Assignment: Could you copy every line of the data that contains the word "Part"?

(Available data)

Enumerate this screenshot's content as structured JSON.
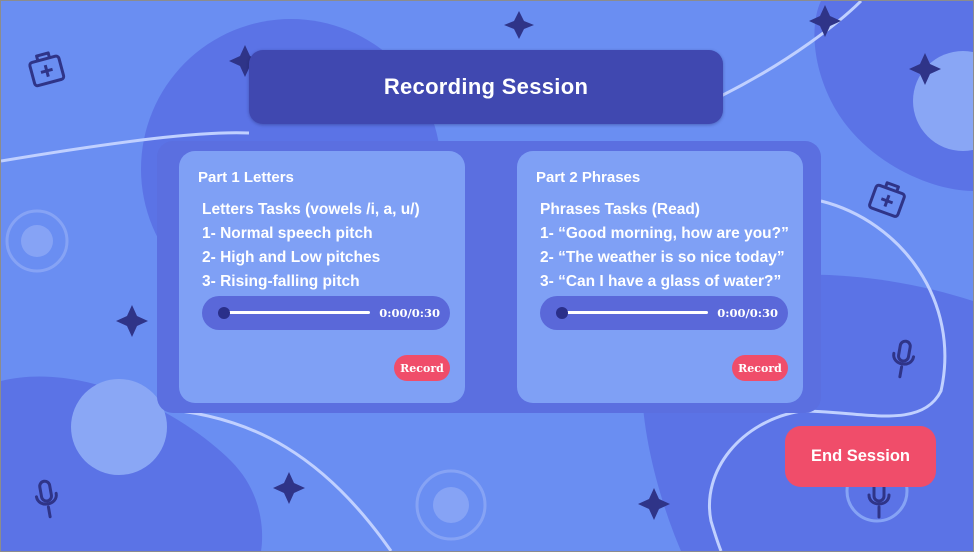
{
  "title": "Recording Session",
  "cards": [
    {
      "heading": "Part 1 Letters",
      "tasks": [
        "Letters Tasks (vowels /i, a, u/)",
        "1- Normal speech pitch",
        "2- High and Low pitches",
        "3- Rising-falling pitch"
      ],
      "player": {
        "time": "0:00/0:30",
        "progress": 0
      },
      "record_label": "Record"
    },
    {
      "heading": "Part 2 Phrases",
      "tasks": [
        "Phrases Tasks (Read)",
        "1- “Good morning, how are you?”",
        "2- “The weather is so nice today”",
        "3- “Can I have a glass of water?”"
      ],
      "player": {
        "time": "0:00/0:30",
        "progress": 0
      },
      "record_label": "Record"
    }
  ],
  "end_session_label": "End Session",
  "colors": {
    "background": "#6a8ef2",
    "title_bar": "#4048b0",
    "card": "#7fa0f5",
    "accent": "#f04d6a"
  },
  "icons": [
    "first-aid-kit-icon",
    "star-icon",
    "microphone-icon"
  ]
}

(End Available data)

Solution below:
      "heading": "Part 1 Letters",
      "heading": "Part 2 Phrases",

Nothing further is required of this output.